Editorial: Congress needs to get to work
In July, a new five-year Farm Bill passed out of the House Agriculture Committee on a bipartisan vote of 35-11. Yet, despite that support, the bill sits idling away in a House that is shirking its responsibility to move legislation forward.
House Majority Leader Eric Cantor, R-Virginia, announced on Friday the cancellation of an October House work session, allowing Congress a seven-week recess until after Election Day following a three-day session this week. The new Farm Bill is not on this week's agenda, which seems remarkable considering the current legislation expires at the end of this month -- and the fact that farm policies would revert back to those of decades ago should nothing be done.

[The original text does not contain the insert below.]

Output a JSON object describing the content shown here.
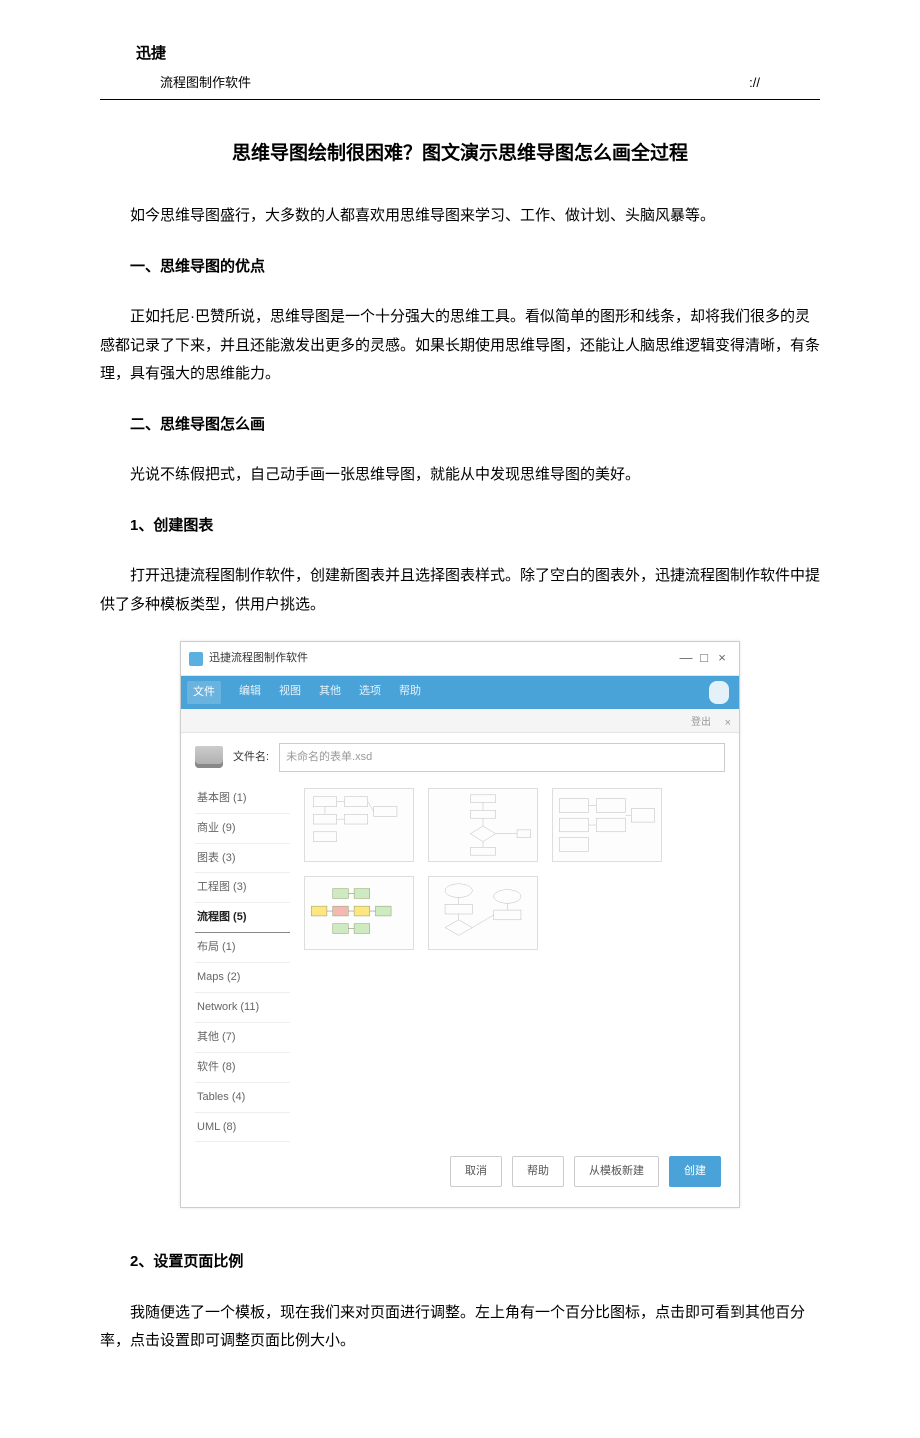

Rep. Tim Walz issued a statement Monday morning decrying the inaction, and it's right on target.
"The American people go about their business every day and expect Congress to do the same. I am absolutely appalled that House leadership would send us home without getting our chores done and voting on a five-year Farm Bill.
"In small towns across this country, local businesses depend on the farm economy to survive," he continued. "When farmers do well, local businesses do well. Farmers spend their money on Main Street. ... Without a five-year Farm Bill, these businesses will also suffer."

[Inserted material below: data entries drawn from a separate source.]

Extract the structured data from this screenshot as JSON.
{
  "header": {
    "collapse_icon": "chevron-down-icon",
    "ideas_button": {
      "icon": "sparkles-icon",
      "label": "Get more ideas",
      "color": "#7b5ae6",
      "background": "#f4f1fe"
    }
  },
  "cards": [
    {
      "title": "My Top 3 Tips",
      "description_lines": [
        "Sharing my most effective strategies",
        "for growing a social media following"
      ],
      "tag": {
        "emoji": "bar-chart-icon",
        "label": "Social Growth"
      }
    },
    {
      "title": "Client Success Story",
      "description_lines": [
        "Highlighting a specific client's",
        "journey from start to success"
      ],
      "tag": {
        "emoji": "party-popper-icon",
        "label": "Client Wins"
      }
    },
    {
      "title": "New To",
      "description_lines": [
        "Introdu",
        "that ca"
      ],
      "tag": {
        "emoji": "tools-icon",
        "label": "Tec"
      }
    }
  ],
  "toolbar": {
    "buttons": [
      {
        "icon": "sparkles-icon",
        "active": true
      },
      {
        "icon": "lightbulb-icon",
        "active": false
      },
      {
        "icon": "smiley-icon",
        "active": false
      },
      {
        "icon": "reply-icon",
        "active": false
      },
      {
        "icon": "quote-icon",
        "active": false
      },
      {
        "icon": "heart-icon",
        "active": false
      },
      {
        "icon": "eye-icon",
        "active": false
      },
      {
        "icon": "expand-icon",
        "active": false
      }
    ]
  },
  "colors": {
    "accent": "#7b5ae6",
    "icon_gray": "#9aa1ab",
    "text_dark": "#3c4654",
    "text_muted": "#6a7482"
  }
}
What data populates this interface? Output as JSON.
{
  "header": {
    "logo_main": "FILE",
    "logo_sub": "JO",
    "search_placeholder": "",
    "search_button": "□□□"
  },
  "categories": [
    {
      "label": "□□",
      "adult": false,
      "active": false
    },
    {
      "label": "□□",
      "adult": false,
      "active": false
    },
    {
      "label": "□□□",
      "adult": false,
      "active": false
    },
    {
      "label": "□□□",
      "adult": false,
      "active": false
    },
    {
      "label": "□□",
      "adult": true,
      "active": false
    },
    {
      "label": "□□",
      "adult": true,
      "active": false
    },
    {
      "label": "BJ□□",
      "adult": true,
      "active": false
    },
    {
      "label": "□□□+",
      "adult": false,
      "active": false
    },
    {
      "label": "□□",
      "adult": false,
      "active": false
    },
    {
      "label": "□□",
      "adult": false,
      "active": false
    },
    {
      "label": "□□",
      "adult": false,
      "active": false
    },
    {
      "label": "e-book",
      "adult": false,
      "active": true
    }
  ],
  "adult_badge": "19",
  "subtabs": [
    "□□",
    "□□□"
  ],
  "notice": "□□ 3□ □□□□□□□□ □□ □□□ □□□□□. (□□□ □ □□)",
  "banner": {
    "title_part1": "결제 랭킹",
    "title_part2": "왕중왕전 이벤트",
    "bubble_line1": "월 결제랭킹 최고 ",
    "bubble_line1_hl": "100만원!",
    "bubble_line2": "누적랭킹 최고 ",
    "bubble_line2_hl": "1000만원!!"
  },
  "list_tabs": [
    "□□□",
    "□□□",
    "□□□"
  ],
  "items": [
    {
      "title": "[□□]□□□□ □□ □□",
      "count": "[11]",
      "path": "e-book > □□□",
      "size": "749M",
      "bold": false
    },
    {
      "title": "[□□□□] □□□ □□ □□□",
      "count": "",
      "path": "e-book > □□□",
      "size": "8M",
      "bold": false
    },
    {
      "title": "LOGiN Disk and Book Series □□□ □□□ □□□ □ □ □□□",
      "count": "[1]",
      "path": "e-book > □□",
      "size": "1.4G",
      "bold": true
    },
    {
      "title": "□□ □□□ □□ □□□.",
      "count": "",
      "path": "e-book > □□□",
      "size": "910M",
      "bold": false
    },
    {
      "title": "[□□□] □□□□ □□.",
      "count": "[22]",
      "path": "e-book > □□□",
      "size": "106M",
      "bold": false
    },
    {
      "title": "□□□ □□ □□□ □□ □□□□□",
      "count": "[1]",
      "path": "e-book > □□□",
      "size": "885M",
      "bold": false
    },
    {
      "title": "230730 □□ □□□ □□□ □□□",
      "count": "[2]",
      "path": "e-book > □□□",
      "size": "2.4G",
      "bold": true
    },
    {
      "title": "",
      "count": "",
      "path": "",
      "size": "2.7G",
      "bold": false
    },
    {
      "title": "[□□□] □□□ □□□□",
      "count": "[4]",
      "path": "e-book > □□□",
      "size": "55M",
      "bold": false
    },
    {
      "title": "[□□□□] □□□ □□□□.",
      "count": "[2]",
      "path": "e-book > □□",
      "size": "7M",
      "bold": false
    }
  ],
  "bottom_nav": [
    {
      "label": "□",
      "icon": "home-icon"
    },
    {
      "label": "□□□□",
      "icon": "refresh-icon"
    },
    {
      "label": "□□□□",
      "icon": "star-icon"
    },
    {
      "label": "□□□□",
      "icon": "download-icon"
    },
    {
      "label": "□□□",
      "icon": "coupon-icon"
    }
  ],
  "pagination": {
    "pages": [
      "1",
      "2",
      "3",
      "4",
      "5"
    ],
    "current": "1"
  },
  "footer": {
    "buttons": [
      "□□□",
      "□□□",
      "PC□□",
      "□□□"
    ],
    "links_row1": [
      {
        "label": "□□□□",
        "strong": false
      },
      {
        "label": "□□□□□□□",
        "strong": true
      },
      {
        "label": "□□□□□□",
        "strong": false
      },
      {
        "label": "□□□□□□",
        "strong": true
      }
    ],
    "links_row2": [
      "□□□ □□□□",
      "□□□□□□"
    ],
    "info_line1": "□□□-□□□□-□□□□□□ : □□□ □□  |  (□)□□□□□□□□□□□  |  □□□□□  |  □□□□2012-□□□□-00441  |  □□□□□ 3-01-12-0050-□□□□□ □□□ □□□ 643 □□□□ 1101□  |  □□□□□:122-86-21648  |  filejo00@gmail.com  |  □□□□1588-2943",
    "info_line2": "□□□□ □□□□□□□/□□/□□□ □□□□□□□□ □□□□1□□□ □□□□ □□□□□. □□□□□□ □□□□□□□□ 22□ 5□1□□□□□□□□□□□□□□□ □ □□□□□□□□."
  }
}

Allen Quist, who is challenging Walz in November, is vehemently opposed to the new Farm Bill, citing the large amount of money in the legislation devoted to food stamps. Opposition is one thing, and others in the House certainly agree with Quist. But shouldn't legislators at least get an up-or-down vote?

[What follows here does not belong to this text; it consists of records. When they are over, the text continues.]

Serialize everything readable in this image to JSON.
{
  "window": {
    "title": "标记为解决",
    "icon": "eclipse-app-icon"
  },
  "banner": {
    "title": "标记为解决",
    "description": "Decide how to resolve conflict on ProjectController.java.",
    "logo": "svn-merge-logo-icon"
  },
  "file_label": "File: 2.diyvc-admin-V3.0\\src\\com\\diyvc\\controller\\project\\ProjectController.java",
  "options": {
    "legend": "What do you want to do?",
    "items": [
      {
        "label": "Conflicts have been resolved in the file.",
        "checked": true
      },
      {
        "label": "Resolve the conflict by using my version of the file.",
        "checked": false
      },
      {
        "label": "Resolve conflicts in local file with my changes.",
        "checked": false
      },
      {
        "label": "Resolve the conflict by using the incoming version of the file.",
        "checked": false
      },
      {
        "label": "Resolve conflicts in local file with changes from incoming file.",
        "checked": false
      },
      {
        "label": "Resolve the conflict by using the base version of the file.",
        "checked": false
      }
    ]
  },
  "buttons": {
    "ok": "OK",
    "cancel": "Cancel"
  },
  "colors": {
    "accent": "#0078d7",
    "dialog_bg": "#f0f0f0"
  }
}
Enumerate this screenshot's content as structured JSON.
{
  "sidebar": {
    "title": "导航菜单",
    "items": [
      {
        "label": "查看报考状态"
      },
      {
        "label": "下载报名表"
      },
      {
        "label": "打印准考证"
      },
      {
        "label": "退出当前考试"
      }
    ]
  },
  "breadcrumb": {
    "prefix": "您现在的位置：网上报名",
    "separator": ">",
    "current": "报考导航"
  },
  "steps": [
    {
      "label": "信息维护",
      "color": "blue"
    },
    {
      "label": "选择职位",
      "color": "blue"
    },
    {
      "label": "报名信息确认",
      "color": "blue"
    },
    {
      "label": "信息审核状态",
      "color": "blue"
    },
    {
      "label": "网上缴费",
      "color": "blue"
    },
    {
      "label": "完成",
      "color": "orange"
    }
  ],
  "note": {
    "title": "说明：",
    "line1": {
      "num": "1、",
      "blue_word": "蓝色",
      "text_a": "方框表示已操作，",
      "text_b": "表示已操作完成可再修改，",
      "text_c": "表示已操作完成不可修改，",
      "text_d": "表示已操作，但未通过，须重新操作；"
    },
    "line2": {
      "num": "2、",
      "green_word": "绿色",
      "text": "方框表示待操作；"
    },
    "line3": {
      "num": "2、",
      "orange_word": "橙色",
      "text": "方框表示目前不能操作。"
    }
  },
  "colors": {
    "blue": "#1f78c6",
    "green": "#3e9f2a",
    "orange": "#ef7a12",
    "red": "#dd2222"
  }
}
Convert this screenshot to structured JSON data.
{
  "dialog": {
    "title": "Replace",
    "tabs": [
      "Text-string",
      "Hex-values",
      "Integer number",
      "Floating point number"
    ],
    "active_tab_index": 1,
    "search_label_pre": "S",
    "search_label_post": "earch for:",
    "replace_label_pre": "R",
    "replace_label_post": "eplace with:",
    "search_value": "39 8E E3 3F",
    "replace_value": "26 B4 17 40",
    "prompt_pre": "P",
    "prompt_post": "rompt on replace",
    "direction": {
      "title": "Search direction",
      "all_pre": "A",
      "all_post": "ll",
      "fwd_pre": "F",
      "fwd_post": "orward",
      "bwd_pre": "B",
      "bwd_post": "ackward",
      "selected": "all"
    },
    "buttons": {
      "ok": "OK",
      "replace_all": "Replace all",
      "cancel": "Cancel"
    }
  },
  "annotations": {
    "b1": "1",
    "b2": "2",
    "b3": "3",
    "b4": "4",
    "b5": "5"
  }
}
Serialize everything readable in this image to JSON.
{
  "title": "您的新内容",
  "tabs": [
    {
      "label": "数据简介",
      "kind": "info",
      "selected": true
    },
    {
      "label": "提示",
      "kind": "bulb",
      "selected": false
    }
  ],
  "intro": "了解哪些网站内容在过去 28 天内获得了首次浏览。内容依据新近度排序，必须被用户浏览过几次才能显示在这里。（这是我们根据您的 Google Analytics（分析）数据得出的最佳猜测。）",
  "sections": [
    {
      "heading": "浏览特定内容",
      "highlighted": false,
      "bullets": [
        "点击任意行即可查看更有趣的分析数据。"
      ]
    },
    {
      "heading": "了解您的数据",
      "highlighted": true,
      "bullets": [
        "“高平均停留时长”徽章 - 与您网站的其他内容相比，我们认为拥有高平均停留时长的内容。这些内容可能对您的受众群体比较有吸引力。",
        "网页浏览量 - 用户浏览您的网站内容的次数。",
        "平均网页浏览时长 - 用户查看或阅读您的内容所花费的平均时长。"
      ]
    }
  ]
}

Congress is now poised to work just eight days between Aug. 4 and Nov. 13. That's not what we elected them to do -- or, in this case, not do.